We fed the disabled children at the orphanage dinner every day. We had no idea what we were doing. Sometimes we were scared that we weren’t feeding them properly. Every time a child coughed, I worried that they would choke. When it took me an hour to feed one little girl who could barely remember how to swallow, I feared that I was doing it wrong.
I did not always feel like a hero. But I was honored to be there. The first day we saw the rooms with the bed-ridden children lining the walls, being pushed around in wheelchairs, one of the sisters moved us all to tears with her words. She explained to us that, “It is a privilege to serve these children. For these children spend their whole lives suffering with Christ on the cross.”
Whenever the sisters have a prayer intention, they pray with the children, because they know they are holy, and innocent, and Christ hears their prayers. As one of my fellow missionaries pointed out to me one day when I was struggling finding the energy to do our work in the orphanage, “think about it – this is the closest you’ll ever be to a saint.” It’s true. When one of them happens to focus their roaming eyes on you and smile at you, you will learn firsthand the most powerful lesson you can imagine about the value of life, and the truly humbling honor that serving others really is.

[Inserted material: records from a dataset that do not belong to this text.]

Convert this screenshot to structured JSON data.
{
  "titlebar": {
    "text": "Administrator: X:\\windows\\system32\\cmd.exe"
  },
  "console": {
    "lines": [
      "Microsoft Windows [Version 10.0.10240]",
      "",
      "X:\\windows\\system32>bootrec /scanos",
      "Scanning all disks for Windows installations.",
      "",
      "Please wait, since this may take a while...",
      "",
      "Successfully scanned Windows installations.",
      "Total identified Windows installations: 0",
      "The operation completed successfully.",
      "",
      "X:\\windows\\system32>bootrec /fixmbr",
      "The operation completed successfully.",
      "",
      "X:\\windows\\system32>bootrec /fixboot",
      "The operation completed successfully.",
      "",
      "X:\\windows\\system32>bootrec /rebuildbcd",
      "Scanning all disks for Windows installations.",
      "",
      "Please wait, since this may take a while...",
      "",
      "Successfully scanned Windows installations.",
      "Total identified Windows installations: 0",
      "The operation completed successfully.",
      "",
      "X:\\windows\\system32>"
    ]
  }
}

The same sister moved us with her words later in the week as well, when she told us her vocation story. She said that her family had been well off. She would walk around the city and be indifferent to the poor. Then, when she was in high school, she went on a retreat run by the missionary sisters and it changed her whole life. The next time she was walking the streets of Cuzco she could no longer look the other way. At fourteen, she told us that she asked God what she could do to help the poor. She told God, “I have nothing to give them!” Then she told us, “And then I realized that all I could give them was my whole life.”
Each of the sisters was a testament to the reward that comes from giving to others. They were peaceful, joyful, and completely themselves, with unique personalities and senses of humor. The blessing of being with them and the opportunity to live their daily lives with them reminded us that the most fulfillment you can ever find in your own life, is when you are not living it for yourself.
It’s funny how we are tempted to think of mission trips. Often we go on them because we want to do something dramatic, to change things, help people, and to give. If you go on a mission trip, some of these things will happen. Hopefully you will try to give 100% of yourself, every minute. And hopefully you can help them in at least some small way. But I guarantee, you will gain so much more from those you help, than you can possibly give them. The thing is, God is taking care of them, and He is perfectly capable of doing that on His own; He doesn’t “need” us. We don’t have anything to offer Him that He didn’t first gift to us. However, He desperately wants us to offer him our helplessness and allow Him to work through us. He wants us to give Him a week of our lives, and not have any expectations. He wants us to abandon our American attitude that we can fix everyone’s problems. He wants to take our uselessness, and our pride, and turn us into His instruments, for whatever humble purpose He asks of us.
I thank God that He sent me on this mission trip, and I encourage you all to go on one if you ever get the opportunity.